- In a survey by Adobe, 71% of consumers said they like receiving personalized offers, but 20% reported that offers are not done well, and another 20% said that personalization efforts are too intrusive.
- In other research by EIU, 70% of survey respondents said that many of the personalized messages they receive are annoying because the attempts at personalization are superficial, and 63% said marketing messages that use their name are so common that they have grown numb to the practice. In addition, only 22% of the respondents said that personalized offers are more likely to meet their needs than mass market offers.
Clearly, most of us want companies to provide personalized messages and content, but many of us are becoming more concerned about our privacy, and we feel that some personalization efforts are just plain creepy. When CEB recently asked a panel of nearly 400 consumers how “online ads that use details about what I have done” make them feel, almost three-quarters (73%) of the responses were negative, and almost half (49%) used synonyms for “creepy.”
To avoid the “creepy” element and make personalized messages and content more engaging and effective, marketers must keep one critical principle in mind: The most effective personalization is usually invisible. By invisible, I mean that the personalization is undetectable by the customer or prospect.
Since the early days of personalized marketing, the most common way to personalize a marketing message has been to include specific facts about the recipient in the message. Some examples would be the recipient’s name, her job title, company affiliation, or information about a recent purchase. I call this practice explicit or overt personalization.
It’s as if we marketers believe that the effectiveness of personalization comes from telling the customer or prospect what we know about him or her. There may have been some truth to this belief several years ago when personalization was still novel, but today, most types of overt personalization are ineffective at best, and can actually be seen as “creepy” by customers or prospects.
What our customers and prospects really want are offers, messages, and content that are relevant to their interests and needs – in other words, something that is useful or valuable.
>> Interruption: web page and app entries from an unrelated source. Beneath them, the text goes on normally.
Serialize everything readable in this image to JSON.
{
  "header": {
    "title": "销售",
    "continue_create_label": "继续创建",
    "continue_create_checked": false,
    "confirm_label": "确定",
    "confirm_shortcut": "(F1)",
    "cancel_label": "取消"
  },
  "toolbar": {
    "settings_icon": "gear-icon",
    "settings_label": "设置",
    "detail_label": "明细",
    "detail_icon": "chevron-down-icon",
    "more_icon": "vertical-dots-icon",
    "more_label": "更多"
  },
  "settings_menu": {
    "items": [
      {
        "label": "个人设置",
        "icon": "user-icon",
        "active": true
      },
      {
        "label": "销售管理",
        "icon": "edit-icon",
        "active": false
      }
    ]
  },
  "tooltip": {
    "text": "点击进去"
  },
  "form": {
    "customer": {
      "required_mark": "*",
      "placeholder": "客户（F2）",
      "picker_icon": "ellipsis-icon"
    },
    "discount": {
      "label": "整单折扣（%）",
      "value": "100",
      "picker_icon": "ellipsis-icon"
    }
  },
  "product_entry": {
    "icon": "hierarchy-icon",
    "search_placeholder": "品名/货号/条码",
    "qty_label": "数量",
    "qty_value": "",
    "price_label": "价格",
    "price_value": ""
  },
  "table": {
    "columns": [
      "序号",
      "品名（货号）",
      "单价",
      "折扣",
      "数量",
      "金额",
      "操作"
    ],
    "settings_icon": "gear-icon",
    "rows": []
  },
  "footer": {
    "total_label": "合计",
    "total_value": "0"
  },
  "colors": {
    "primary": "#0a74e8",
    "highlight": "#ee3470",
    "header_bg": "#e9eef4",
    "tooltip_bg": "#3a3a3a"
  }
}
So, we marketers need to stop telling our customers and prospects what we know about them and start using that knowledge to craft marketing content that provides them real value and utility.
Image courtesy of Lisa Lowan via Flickr CC.